Being an Emotionally Sensitive Child
Whilst I love my emotional sensitivity because it’s the keystone of my personality, it has been extremely challenging for me. This is because when I was a child I didn’t learn how to cope with feeling strong emotions. I remember being age four and standing in a paddling pool with a stubbed toe and crying inconsolably. Even at that young age, I was aware that I was crying a lot more than other children. I understood that the adults around me didn’t always know how to calm such an emotional child and I viewed myself as someone difficult and dramatic.
I grew up to believe that my emotions were out of proportion to the situation, to fear my emotions and, ultimately, to conceal my feelings as much as I possibly could. Because it’s extremely hard to push down emotions that are as strong and intense as mine, I began to self-harm to release the pain of holding them in. As a young adult, I entered abusive relationships and stayed in them for far too long. I felt that nobody could cope with me because I was too emotional and that nobody could love an emotional storm like me. Later in my 20s, to my surprise, I discovered that I was lovable precisely because of my emotional sensitivity and that it was not something I needed to change.
Emotional Sensitivity and Borderline Personality Disorder
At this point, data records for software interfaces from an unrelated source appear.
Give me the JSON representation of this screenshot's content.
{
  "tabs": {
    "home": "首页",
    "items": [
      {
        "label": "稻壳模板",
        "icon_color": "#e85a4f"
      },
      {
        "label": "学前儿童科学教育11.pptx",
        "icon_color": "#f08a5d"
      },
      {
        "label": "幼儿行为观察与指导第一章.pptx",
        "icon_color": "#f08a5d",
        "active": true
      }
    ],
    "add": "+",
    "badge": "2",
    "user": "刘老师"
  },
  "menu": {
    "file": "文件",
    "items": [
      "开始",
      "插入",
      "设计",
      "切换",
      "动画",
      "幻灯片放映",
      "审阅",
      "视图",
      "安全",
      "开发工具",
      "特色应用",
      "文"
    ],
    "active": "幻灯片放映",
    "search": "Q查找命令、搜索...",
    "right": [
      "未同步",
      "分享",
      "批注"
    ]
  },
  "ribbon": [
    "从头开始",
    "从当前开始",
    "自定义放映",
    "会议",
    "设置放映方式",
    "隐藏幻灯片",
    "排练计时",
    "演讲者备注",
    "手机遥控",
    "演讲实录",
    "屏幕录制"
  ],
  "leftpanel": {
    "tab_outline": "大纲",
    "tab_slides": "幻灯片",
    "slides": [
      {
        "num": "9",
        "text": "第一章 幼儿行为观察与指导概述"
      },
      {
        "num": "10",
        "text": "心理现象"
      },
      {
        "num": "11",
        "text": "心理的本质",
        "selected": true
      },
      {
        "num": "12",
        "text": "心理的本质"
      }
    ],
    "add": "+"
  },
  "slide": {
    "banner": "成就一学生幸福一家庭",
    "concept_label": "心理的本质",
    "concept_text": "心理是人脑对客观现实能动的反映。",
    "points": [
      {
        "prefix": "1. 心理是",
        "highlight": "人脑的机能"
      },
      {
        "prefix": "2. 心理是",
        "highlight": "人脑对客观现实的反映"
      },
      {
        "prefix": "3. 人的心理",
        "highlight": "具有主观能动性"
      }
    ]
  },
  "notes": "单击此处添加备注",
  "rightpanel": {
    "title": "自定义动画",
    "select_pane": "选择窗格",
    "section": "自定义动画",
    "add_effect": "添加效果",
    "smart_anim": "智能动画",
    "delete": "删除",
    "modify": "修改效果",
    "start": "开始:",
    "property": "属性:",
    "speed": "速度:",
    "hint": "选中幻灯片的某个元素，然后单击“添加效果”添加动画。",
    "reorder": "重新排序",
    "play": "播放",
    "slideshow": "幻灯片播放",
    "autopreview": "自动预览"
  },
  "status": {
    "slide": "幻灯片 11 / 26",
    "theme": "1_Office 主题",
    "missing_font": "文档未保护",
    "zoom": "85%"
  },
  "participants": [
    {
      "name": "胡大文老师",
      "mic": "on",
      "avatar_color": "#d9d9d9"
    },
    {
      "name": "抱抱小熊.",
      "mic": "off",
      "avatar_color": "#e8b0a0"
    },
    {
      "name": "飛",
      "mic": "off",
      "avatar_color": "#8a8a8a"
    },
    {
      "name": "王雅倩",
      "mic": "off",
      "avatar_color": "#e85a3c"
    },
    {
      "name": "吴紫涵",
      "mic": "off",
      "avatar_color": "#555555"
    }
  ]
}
Generally speaking, people with a diagnosis of borderline personality disorder (BPD) tend to be very emotionally sensitive. Not everyone who is emotionally sensitive develops borderline personality disorder, however. I see the difference between being emotionally sensitive and having borderline personality disorder is in how a person views him or herself, how the person responds to his or her needs and, often, whether that person has a debilitating terror of being abandoned and rejected. People with emotional sensitivity who have learned to respond to themselves with compassion, gentleness and understanding are unlikely to have borderline personality disorder.
The Importance of Validation for Emotionally Sensitive People
It helps me enormously to be in a validating environment. This means being close to people who accept my emotional sensitivity, understand that I have BPD and don’t belittle my feelings. If you're emotionally sensitive, then you will probably know that being invalidated makes things feel so much worse. I have to surround myself with people who appreciate that I feel many things and feel all of them deeply. If you’re emotionally sensitive, I hope you can find people who appreciate you too.
Cappuccino, R. (2019, October 9). Being an Emotionally Sensitive Person, HealthyPlace. Retrieved on 2019, October 16 from https://www.healthyplace.com/blogs/borderline/2019/10/being-an-emotionally-sensitive-person